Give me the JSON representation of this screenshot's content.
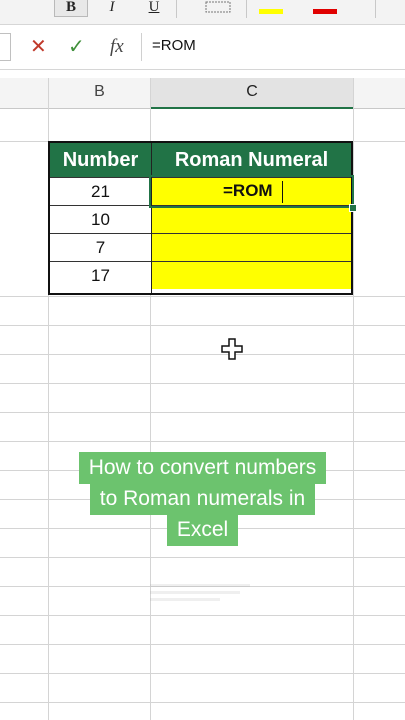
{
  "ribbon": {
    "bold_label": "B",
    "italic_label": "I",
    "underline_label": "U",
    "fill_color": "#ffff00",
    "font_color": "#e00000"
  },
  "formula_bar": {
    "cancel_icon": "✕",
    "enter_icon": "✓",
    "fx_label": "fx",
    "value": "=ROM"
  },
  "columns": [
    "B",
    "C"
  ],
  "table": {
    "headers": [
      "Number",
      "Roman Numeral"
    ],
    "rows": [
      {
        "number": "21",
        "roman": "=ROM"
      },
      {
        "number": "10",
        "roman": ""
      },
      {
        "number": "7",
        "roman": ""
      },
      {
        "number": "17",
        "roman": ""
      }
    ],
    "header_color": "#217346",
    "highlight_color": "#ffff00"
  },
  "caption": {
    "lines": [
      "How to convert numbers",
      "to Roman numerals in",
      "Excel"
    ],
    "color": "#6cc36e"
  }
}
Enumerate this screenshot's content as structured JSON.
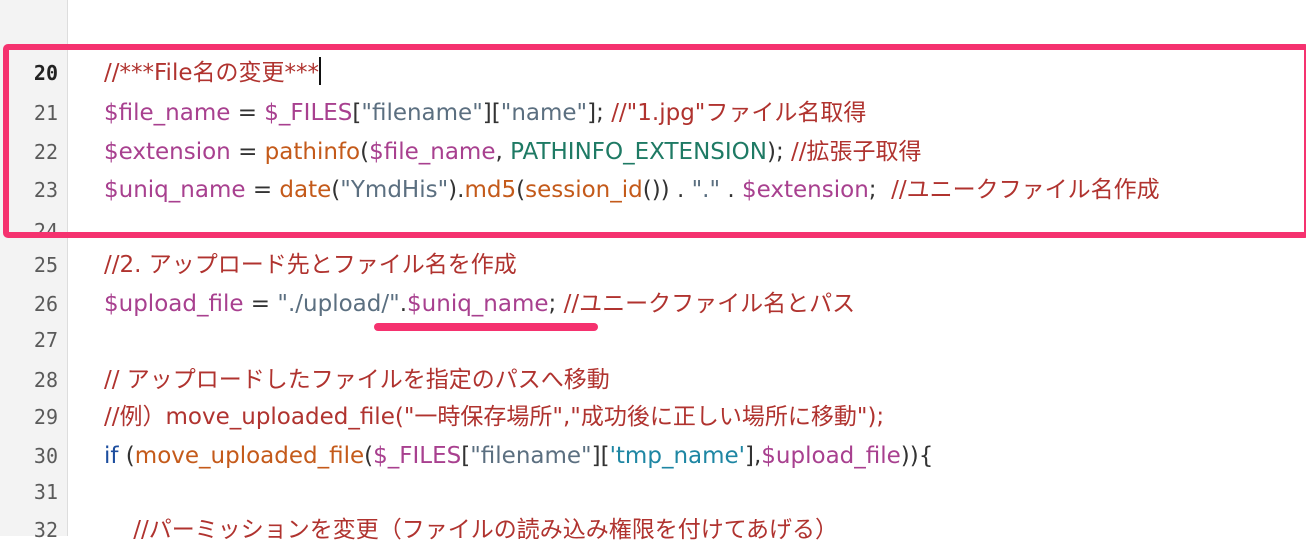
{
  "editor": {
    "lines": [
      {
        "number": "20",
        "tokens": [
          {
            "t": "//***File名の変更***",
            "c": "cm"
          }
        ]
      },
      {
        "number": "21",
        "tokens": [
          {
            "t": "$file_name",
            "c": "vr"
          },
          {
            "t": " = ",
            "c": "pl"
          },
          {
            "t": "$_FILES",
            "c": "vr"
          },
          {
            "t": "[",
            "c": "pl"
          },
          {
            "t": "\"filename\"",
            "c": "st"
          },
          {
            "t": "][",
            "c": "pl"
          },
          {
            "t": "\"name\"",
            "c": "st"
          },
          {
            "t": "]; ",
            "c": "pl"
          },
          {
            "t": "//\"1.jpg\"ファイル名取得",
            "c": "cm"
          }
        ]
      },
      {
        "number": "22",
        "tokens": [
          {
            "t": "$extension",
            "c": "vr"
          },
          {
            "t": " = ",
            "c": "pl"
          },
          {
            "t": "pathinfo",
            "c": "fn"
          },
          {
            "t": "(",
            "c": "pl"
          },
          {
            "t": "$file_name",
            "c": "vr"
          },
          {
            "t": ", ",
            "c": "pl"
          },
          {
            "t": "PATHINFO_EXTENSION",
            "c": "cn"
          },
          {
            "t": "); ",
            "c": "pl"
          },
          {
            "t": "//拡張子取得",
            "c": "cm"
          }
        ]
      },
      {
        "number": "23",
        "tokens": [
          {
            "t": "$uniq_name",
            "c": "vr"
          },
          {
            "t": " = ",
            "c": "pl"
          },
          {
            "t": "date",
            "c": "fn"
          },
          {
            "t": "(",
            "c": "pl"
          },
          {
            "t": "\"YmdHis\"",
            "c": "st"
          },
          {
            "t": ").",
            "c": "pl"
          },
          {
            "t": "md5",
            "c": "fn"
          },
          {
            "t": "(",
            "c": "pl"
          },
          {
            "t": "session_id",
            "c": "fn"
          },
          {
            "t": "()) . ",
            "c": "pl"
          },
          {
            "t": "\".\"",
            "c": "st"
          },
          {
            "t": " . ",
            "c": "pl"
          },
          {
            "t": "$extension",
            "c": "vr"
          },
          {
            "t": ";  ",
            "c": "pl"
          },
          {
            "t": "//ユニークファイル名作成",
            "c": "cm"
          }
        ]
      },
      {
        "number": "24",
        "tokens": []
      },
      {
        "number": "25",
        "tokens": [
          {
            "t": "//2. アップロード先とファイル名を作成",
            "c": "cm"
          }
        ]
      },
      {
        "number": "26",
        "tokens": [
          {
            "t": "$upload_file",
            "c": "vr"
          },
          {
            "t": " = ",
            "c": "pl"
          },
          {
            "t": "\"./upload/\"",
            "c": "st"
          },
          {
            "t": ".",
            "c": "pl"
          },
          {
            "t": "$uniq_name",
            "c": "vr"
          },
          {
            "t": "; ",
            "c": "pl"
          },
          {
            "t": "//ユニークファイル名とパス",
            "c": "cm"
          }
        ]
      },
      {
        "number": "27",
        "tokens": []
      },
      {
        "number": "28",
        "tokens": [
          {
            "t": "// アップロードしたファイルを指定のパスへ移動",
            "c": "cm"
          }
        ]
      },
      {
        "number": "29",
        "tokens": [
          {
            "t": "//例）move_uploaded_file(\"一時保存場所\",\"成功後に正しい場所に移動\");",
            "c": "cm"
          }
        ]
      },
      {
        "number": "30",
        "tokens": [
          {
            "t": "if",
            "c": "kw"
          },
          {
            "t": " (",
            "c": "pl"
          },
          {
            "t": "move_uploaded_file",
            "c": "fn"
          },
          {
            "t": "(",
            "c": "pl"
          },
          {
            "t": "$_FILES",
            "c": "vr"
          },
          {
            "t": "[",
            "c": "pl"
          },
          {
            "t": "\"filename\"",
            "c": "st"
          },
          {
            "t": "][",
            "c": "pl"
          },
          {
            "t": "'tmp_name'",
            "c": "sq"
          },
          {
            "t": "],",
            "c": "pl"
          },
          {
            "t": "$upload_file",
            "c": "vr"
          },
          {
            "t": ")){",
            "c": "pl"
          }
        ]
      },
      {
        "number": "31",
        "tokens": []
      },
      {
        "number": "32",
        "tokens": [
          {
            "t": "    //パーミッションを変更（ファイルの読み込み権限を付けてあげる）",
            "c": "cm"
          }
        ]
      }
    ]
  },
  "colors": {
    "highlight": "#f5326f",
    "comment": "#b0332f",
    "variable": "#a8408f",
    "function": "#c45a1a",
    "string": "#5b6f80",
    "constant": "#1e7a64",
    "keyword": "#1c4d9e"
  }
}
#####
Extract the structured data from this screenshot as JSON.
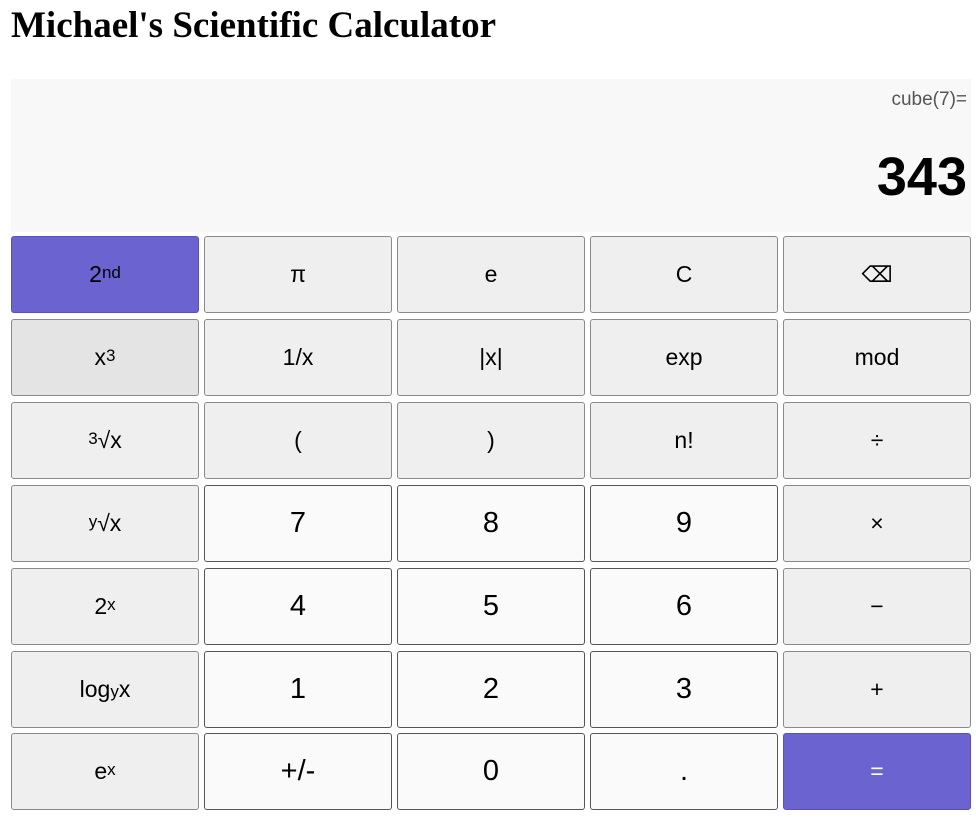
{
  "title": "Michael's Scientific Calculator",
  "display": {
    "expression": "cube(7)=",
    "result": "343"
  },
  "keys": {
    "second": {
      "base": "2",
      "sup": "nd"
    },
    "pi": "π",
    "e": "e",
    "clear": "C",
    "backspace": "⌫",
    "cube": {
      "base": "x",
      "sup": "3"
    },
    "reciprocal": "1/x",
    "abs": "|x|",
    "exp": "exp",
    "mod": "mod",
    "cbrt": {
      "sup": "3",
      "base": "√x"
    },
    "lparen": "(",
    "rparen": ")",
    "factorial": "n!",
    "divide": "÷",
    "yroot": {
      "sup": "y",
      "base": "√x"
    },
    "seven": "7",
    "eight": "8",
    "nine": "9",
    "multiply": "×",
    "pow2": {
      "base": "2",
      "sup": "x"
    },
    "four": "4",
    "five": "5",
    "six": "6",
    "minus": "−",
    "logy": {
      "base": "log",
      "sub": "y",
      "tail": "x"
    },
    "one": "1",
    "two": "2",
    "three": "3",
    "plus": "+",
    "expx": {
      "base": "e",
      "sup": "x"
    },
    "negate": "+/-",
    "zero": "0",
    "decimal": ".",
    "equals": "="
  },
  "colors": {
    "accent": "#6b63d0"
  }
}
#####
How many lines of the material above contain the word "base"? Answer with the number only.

7